--- EXERCISE INSTRUCTIONS ---
If a line in the entries below includes the string "Register", copy it out.

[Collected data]
↓↓↓

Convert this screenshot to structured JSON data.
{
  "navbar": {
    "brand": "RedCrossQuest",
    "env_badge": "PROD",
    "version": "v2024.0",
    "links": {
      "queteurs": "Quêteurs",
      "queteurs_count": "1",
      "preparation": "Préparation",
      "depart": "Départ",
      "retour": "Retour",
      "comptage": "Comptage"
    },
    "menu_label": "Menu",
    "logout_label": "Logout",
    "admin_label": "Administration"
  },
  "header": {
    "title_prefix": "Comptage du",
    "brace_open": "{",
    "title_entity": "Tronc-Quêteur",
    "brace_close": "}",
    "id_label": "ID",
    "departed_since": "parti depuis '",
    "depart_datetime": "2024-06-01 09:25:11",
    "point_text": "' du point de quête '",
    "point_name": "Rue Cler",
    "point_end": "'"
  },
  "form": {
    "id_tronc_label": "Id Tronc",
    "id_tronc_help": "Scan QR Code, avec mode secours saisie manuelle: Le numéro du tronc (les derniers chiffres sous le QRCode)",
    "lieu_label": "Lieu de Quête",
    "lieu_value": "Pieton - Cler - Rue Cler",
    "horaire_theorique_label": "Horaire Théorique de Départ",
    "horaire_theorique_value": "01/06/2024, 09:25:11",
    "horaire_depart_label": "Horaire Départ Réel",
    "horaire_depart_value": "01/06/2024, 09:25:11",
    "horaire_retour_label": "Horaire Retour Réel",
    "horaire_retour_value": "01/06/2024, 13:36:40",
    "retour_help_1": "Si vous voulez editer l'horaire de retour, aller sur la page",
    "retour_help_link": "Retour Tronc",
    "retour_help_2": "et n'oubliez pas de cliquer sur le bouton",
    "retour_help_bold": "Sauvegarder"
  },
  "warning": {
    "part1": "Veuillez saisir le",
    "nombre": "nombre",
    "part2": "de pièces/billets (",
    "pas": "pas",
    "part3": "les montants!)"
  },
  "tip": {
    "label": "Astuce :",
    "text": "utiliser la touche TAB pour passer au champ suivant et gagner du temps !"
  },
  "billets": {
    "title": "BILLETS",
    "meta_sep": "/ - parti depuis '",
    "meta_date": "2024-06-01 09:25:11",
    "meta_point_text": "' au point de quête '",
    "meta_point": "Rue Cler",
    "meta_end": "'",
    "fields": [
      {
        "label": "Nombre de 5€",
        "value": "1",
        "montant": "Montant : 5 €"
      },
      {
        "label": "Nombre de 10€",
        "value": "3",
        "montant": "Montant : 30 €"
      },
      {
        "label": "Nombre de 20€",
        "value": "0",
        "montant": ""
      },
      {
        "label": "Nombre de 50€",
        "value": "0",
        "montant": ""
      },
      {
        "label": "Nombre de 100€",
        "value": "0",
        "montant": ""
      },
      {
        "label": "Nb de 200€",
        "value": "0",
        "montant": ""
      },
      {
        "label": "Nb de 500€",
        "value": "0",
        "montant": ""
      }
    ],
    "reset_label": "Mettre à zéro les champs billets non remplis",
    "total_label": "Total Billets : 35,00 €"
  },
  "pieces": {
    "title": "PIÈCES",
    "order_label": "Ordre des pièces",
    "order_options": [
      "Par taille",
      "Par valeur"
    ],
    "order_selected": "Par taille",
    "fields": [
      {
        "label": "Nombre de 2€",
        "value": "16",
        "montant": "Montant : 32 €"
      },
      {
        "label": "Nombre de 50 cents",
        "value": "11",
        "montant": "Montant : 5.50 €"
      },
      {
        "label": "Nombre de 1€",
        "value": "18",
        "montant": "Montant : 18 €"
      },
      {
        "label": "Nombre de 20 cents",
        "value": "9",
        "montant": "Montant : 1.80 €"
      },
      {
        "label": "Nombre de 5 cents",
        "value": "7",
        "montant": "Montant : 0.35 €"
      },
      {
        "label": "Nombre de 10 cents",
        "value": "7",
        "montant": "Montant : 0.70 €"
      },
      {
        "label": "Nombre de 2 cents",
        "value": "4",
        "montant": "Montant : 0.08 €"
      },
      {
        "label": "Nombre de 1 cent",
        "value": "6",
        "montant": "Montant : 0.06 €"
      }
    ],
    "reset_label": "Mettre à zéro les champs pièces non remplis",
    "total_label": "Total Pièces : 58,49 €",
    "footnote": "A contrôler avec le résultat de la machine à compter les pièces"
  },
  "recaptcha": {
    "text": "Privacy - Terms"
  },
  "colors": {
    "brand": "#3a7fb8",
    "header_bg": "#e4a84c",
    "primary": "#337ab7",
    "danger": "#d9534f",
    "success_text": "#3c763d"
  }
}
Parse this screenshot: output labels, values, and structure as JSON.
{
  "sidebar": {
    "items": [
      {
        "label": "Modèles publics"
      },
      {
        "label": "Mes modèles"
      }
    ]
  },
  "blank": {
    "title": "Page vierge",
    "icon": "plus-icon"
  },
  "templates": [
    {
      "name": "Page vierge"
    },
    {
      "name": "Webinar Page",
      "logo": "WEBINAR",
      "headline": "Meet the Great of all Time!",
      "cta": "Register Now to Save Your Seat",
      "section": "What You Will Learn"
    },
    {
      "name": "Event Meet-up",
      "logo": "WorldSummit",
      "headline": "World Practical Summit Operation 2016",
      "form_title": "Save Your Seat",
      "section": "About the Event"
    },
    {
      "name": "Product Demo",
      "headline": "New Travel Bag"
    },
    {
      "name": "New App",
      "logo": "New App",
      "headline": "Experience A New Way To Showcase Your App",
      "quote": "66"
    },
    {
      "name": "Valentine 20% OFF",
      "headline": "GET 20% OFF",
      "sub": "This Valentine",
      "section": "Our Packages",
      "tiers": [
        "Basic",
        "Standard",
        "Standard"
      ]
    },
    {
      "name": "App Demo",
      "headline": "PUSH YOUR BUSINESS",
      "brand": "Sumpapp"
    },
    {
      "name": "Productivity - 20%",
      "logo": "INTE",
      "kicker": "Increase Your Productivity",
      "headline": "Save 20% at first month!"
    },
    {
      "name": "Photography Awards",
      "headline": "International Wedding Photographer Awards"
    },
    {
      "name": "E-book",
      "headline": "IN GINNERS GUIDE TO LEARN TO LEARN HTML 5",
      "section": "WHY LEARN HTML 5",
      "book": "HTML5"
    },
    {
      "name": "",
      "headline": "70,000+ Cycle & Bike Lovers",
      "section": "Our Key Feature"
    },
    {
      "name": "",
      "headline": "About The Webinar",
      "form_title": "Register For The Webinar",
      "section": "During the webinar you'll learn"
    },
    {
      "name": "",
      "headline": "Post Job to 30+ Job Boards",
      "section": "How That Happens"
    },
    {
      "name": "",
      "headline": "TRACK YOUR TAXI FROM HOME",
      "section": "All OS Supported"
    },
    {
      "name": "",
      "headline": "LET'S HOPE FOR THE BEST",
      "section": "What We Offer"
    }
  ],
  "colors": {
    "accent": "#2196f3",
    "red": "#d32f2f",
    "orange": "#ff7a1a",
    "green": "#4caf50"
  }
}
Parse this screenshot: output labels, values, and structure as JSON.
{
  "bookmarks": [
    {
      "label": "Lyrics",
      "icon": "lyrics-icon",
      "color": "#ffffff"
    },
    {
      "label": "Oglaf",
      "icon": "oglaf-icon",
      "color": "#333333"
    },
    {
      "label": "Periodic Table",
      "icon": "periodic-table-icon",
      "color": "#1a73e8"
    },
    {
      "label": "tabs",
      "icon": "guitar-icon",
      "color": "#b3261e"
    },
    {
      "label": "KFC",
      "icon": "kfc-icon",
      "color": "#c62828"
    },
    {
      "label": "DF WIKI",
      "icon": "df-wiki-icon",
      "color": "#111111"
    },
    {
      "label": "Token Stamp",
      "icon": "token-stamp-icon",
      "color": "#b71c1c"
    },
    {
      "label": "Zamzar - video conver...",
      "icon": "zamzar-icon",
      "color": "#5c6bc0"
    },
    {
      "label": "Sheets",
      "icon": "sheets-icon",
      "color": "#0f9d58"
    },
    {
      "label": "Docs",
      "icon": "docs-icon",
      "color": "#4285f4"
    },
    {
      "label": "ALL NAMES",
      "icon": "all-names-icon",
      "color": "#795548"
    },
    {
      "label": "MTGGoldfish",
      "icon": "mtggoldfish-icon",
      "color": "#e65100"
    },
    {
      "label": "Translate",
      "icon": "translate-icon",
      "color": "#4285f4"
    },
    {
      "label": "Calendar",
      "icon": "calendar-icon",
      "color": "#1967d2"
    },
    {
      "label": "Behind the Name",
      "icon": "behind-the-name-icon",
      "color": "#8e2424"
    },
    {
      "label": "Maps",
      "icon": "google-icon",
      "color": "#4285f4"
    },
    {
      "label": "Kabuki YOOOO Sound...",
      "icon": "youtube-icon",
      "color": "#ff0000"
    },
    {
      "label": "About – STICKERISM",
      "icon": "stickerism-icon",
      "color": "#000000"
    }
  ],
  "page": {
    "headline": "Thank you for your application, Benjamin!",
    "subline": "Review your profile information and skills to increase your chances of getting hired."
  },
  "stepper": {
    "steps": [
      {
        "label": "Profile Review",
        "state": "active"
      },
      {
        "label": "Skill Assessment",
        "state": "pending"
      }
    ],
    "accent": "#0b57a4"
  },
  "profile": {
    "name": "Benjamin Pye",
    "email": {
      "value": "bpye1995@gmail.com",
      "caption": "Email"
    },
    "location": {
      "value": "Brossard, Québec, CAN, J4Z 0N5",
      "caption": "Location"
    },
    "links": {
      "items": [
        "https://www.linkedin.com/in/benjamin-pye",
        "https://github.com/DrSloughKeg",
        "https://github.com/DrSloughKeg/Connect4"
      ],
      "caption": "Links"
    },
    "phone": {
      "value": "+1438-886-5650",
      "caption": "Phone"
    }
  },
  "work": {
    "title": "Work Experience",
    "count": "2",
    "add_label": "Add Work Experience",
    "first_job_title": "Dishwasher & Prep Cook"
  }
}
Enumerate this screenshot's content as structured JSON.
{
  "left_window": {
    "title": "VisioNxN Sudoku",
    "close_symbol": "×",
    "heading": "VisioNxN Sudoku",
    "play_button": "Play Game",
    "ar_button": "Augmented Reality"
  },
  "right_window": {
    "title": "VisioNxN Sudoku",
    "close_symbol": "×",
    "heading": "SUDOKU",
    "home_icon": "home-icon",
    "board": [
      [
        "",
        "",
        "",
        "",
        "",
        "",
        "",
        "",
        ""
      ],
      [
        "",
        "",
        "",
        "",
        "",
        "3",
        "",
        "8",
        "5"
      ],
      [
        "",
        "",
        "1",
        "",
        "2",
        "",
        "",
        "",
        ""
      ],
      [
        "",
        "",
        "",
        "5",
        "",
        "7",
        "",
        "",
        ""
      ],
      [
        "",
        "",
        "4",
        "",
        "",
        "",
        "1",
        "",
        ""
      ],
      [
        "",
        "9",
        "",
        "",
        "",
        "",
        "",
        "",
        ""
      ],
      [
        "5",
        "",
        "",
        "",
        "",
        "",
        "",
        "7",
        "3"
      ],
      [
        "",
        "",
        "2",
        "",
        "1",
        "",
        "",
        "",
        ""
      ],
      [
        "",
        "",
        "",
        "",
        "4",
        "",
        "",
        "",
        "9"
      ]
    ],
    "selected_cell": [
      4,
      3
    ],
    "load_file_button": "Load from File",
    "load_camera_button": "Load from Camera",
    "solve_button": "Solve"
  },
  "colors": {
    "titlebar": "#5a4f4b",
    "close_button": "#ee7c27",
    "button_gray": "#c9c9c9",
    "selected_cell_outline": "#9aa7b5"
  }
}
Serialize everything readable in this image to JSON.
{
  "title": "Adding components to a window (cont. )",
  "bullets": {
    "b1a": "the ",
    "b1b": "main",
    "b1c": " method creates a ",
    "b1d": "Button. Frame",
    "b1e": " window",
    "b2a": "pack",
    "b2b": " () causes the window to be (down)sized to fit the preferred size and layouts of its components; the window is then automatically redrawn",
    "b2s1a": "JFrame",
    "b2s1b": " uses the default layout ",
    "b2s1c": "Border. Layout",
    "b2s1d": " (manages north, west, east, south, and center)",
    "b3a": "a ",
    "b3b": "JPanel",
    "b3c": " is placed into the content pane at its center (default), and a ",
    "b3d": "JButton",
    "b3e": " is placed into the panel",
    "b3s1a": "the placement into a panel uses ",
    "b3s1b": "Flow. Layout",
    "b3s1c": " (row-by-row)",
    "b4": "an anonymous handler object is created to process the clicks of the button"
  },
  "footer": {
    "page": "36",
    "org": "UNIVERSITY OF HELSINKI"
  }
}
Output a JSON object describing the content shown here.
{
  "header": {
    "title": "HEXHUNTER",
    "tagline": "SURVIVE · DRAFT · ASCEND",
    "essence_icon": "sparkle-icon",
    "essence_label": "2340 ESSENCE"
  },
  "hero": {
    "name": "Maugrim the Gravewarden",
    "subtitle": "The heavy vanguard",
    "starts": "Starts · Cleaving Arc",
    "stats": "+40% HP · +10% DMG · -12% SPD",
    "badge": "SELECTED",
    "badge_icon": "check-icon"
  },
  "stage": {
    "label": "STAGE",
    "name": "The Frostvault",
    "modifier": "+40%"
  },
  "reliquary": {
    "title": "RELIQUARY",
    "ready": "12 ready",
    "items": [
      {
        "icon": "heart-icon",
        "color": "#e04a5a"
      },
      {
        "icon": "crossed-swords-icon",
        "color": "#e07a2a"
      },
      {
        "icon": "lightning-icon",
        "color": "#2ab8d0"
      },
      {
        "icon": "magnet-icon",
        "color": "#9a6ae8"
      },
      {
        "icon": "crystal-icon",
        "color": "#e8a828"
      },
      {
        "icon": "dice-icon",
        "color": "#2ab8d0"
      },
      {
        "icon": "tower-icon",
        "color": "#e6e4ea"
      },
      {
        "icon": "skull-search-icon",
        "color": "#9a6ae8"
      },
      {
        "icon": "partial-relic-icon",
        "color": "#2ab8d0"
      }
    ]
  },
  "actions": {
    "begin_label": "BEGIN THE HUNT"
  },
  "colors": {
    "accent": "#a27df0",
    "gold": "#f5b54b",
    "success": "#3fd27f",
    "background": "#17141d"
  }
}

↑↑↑

--- SOLUTION TO THE PROBLEM ---
      "cta": "Register Now to Save Your Seat",
      "form_title": "Register For The Webinar",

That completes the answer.